- _PROBLEM STATEMENT_: The expected output is each line in the data below that includes the string "Email".

===== PROVIDED DATA =====

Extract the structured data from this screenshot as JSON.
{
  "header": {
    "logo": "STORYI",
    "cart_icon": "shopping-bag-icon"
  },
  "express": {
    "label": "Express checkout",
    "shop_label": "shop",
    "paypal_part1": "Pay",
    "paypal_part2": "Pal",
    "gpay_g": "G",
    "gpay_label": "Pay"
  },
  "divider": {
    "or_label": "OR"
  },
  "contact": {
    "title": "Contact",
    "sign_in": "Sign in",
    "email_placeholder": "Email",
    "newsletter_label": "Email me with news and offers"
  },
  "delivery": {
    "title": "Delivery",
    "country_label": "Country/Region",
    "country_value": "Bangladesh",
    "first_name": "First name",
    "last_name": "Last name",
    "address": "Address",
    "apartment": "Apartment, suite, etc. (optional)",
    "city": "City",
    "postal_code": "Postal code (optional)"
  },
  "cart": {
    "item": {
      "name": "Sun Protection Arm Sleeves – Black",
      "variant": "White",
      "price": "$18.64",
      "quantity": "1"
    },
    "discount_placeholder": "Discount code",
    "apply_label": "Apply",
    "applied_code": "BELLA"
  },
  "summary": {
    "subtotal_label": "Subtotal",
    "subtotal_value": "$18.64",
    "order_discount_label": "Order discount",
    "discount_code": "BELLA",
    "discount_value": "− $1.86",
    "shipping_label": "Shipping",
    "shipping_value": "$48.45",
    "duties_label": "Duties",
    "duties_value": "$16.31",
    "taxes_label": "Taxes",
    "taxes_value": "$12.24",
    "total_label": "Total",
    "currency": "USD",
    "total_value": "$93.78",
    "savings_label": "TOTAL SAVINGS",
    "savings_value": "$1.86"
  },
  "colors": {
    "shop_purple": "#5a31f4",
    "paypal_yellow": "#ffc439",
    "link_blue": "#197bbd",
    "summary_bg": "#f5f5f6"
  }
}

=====

- _SOLUTION FOR THIS EXERCISE_:
    "email_placeholder": "Email",
    "newsletter_label": "Email me with news and offers"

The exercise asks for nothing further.